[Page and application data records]
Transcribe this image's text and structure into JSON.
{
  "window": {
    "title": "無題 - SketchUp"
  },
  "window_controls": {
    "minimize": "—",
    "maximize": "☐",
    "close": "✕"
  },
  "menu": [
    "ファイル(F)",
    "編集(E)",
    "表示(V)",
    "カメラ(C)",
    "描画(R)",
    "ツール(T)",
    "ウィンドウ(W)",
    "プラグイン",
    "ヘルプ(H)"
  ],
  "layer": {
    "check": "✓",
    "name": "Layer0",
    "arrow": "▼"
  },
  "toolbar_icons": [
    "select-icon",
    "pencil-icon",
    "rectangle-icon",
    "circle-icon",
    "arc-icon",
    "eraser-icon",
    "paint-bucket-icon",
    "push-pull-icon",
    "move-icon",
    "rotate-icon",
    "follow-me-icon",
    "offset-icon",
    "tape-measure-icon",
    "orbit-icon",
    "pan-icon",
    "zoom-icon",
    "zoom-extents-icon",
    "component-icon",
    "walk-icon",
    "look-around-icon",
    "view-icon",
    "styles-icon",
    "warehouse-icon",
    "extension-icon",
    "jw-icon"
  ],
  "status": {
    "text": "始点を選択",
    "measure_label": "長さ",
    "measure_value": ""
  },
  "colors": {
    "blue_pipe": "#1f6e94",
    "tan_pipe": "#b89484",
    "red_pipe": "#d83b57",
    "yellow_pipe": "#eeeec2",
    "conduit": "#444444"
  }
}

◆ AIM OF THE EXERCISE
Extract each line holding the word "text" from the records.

◆ FINAL ANSWER
Transcribe this image's text and structure into JSON.
    "text": "始点を選択",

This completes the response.